Professor slams digital efforts of 'website-obsessed' government
Data, platforms, agility, users... buzzwords
A professor of digital governance has slammed Whitehall's IT 'transformation' efforts to date, blaming an obsession with websites for obstructing any real digitally-enabled revamps.
Vishanth Weerakkody, who works at Brunel University, said: "Digital technology undoubtedly has huge potential to contribute to the functions of government and public administration, but so far the building of information portals and putting transactions on government websites have not realised the great expectations for it in terms of 'transforming government'."

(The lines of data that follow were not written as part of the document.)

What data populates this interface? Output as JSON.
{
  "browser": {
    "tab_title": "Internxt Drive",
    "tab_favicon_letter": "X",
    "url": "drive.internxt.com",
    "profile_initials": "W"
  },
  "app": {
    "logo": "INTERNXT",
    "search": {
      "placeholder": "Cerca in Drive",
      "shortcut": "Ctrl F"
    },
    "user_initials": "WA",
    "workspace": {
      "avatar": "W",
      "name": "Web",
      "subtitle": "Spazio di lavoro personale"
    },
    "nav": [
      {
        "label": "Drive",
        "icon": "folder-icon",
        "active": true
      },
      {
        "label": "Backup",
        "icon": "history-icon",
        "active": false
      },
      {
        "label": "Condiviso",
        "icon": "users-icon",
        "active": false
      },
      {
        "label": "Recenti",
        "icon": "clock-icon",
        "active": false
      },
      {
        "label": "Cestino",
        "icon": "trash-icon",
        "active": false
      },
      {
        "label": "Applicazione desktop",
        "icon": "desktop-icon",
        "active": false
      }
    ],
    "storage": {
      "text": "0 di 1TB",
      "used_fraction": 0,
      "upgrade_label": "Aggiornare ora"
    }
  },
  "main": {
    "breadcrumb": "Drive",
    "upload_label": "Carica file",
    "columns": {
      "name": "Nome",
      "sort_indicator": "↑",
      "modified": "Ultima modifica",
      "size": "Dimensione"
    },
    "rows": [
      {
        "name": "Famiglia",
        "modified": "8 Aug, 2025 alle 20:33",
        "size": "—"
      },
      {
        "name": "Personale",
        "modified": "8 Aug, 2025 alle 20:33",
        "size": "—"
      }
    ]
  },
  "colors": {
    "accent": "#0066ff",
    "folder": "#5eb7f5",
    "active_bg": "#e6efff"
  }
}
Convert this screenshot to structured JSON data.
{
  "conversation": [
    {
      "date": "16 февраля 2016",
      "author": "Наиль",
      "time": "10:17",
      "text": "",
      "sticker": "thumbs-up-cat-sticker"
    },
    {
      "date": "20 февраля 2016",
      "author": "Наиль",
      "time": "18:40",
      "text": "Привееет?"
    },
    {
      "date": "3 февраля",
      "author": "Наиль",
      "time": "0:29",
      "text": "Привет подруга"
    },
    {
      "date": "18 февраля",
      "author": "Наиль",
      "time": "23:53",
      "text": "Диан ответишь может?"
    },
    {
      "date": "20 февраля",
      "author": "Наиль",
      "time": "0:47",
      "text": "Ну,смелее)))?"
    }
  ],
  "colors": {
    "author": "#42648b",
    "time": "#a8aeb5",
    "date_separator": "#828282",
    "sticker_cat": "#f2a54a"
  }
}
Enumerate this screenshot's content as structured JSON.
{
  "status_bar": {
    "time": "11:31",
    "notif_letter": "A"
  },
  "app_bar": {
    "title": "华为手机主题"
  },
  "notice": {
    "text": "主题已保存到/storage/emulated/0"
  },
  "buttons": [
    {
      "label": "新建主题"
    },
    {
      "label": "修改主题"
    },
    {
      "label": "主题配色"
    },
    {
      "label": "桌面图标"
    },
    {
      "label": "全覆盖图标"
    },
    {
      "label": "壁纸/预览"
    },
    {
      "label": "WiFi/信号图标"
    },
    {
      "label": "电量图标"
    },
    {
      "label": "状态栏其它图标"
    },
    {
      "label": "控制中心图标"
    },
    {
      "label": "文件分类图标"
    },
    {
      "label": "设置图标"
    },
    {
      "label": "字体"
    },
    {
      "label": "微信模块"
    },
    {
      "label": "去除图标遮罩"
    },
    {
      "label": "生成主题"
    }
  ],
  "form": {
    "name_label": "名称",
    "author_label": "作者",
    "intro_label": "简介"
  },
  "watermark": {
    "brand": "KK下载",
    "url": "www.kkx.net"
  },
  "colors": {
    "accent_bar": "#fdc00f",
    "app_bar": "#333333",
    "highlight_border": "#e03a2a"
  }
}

In his paper,Digital Government: overcoming the systemic failure of transformation [pdf], he writes that real change needs to come about via government policy, rather than being the medium through which citizens interact with government.
"Before the internet no one would have set out to transform government and public administration by redesigning forms and guidance pamphlets. They would do that to make life easier for people, and save time in administration, but that's all: they wouldn't expect to alter anything else."
He said the university's research shows that the expectations for digital technology applied to government and public administration have not been realised "by a very large margin".
He said: "This especially applies to the notion of 'transformation' — something that sounds important but no one seems clear exactly what it means."
The Register has previously critiqued the Cabinet Office's own cost saving claims specifically with regards to digital transformation.
Weerakkody acknowledged that "many good things have happened" but there have now been two or three phases of "trying to 'make government digital' over the last 20 years — mostly reinventing the previous programmes with new labels."
Consequently, it has "not really taken us beyond information provision and a few online transactions."
He added: "Indeed, there have been no new ideas for over a decade and what we see now is just an assortment of propositions about technology, data, platforms, agility, users and so on that don’t really connect into the practicality of what governments and public bodies actually do in the real world."
Weerakkdody is not the first government IT watcher to observe that many digital transformation efforts over the last 20 years have effectively reinvented and rediscovered the same things.
Jerry Fishenden, a technologist and the author of Digitizing Government, has compiled links to more than 80 digital government initiatives documents over that period.
Weerakkdody concluded: "After extensive study of both the real world and academic research, we have concluded that even the latest efforts are, in the words of Russell Ackoff, just 'doing the wrong thing righter' and therefore 'making things wronger'."
However, for many reformers there is still a strong case for overhauling government IT - not least because of the expensive and ineffective practices associated with huge system integrators.
Last year the Government Digital Service was awarded £450m to transform Whitehall. But what the strategy is for tackling clunky legacy IT and costly contracts remains unclear. ®